Antimicrobial treatment of Kocuria kristinae invasive infections: Systematic review
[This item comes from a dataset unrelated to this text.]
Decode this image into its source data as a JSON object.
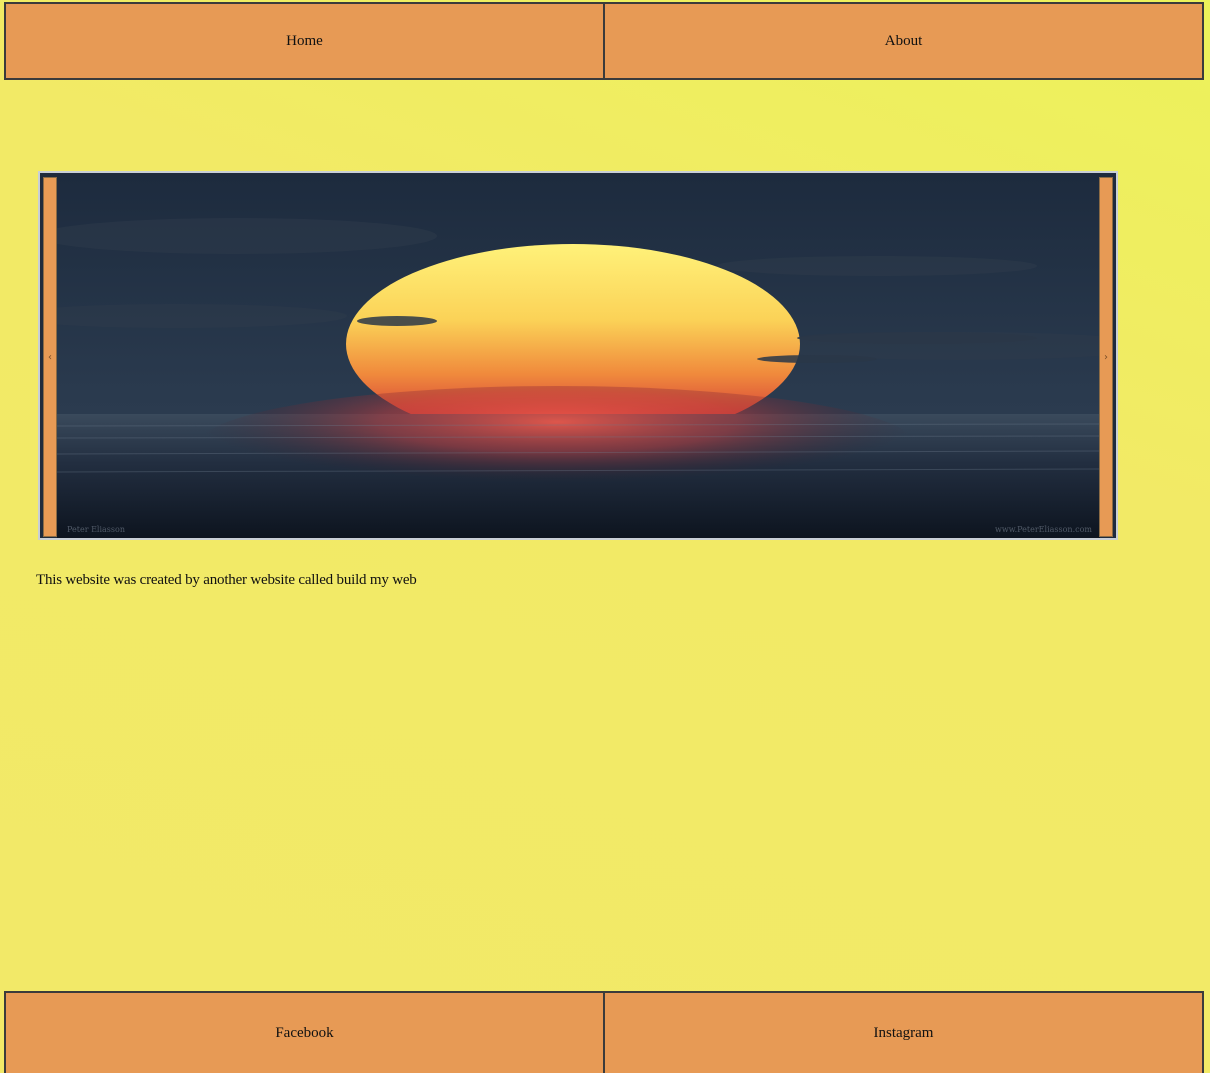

Objective of this systematic review was to establish whether and what invasive infections in humans were caused by Kocuria kristinae, and to evaluate outcomes of administered antibiotic treatment. MEDLINE, EBSCO, SCOPUS, SCINDEKS and GOOGLE SCHOLAR were systematically searched for primary case reports or case series describing invasive infections with K. kristinae. K. kristinae is a pathogen microorganism that could cause invasive infections of various tissues in patients of any age. Majority of the patients had K. kristinae isolated from blood. It was also found in peritoneal fluid, pus, sputum, synovial fluid, bile, fluid from abdominal abscess, throat swab, urine catheter tip and mid-stream urine. Antibiotic treatment was almost universally effective, with only one death reported. Susceptibility was highest to vancomycin, linezolid, rifampicin, teicoplanin, tigecycline, cefotaxime, ampicillin/sulbactam, minocycline and meropenem. Initial treatment of Kocuria kristinae infections should involve parenteral vancomycin in combination with some other antibiotic to which it is susceptible.